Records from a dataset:
---*---
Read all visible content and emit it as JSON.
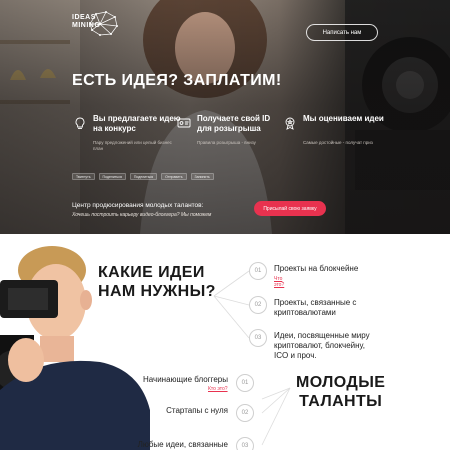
{
  "logo": {
    "line1": "IDEAS",
    "line2": "MINING"
  },
  "header": {
    "write_button": "Написать нам"
  },
  "hero": {
    "title": "ЕСТЬ ИДЕЯ? ЗАПЛАТИМ!",
    "features": [
      {
        "icon": "lightbulb-icon",
        "title": "Вы предлагаете идею на конкурс",
        "desc": "Пару предложений или целый бизнес план"
      },
      {
        "icon": "id-card-icon",
        "title": "Получаете свой ID для розыгрыша",
        "desc": "Правила розыгрыша - внизу"
      },
      {
        "icon": "medal-icon",
        "title": "Мы оцениваем идеи",
        "desc": "Самые достойные - получат приз"
      }
    ],
    "socials": [
      "Твитнуть",
      "Поделиться",
      "Поделиться",
      "Отправить",
      "Запинить"
    ],
    "center_title": "Центр продюсирования молодых талантов:",
    "center_sub": "Хочешь построить карьеру видео-блоггера? Мы поможем",
    "apply_button": "Присылай свою заявку"
  },
  "ideas_section": {
    "title_line1": "КАКИЕ ИДЕИ",
    "title_line2": "НАМ НУЖНЫ?",
    "items": [
      {
        "num": "01",
        "text": "Проекты на блокчейне",
        "link": "Что это?"
      },
      {
        "num": "02",
        "text": "Проекты, связанные с криптовалютами",
        "link": ""
      },
      {
        "num": "03",
        "text": "Идеи, посвященные миру криптовалют, блокчейну, ICO и проч.",
        "link": ""
      }
    ]
  },
  "talents_section": {
    "title_line1": "МОЛОДЫЕ",
    "title_line2": "ТАЛАНТЫ",
    "items": [
      {
        "num": "01",
        "text": "Начинающие блоггеры",
        "link": "Кто это?"
      },
      {
        "num": "02",
        "text": "Стартапы с нуля",
        "link": ""
      },
      {
        "num": "03",
        "text": "Любые идеи, связанные",
        "link": ""
      }
    ]
  }
}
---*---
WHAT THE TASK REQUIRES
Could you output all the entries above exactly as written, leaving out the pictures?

SOLUTION FOR THIS EXERCISE
Read all visible content and emit it as JSON.
{
  "logo": {
    "line1": "IDEAS",
    "line2": "MINING"
  },
  "header": {
    "write_button": "Написать нам"
  },
  "hero": {
    "title": "ЕСТЬ ИДЕЯ? ЗАПЛАТИМ!",
    "features": [
      {
        "icon": "lightbulb-icon",
        "title": "Вы предлагаете идею на конкурс",
        "desc": "Пару предложений или целый бизнес план"
      },
      {
        "icon": "id-card-icon",
        "title": "Получаете свой ID для розыгрыша",
        "desc": "Правила розыгрыша - внизу"
      },
      {
        "icon": "medal-icon",
        "title": "Мы оцениваем идеи",
        "desc": "Самые достойные - получат приз"
      }
    ],
    "socials": [
      "Твитнуть",
      "Поделиться",
      "Поделиться",
      "Отправить",
      "Запинить"
    ],
    "center_title": "Центр продюсирования молодых талантов:",
    "center_sub": "Хочешь построить карьеру видео-блоггера? Мы поможем",
    "apply_button": "Присылай свою заявку"
  },
  "ideas_section": {
    "title_line1": "КАКИЕ ИДЕИ",
    "title_line2": "НАМ НУЖНЫ?",
    "items": [
      {
        "num": "01",
        "text": "Проекты на блокчейне",
        "link": "Что это?"
      },
      {
        "num": "02",
        "text": "Проекты, связанные с криптовалютами",
        "link": ""
      },
      {
        "num": "03",
        "text": "Идеи, посвященные миру криптовалют, блокчейну, ICO и проч.",
        "link": ""
      }
    ]
  },
  "talents_section": {
    "title_line1": "МОЛОДЫЕ",
    "title_line2": "ТАЛАНТЫ",
    "items": [
      {
        "num": "01",
        "text": "Начинающие блоггеры",
        "link": "Кто это?"
      },
      {
        "num": "02",
        "text": "Стартапы с нуля",
        "link": ""
      },
      {
        "num": "03",
        "text": "Любые идеи, связанные",
        "link": ""
      }
    ]
  }
}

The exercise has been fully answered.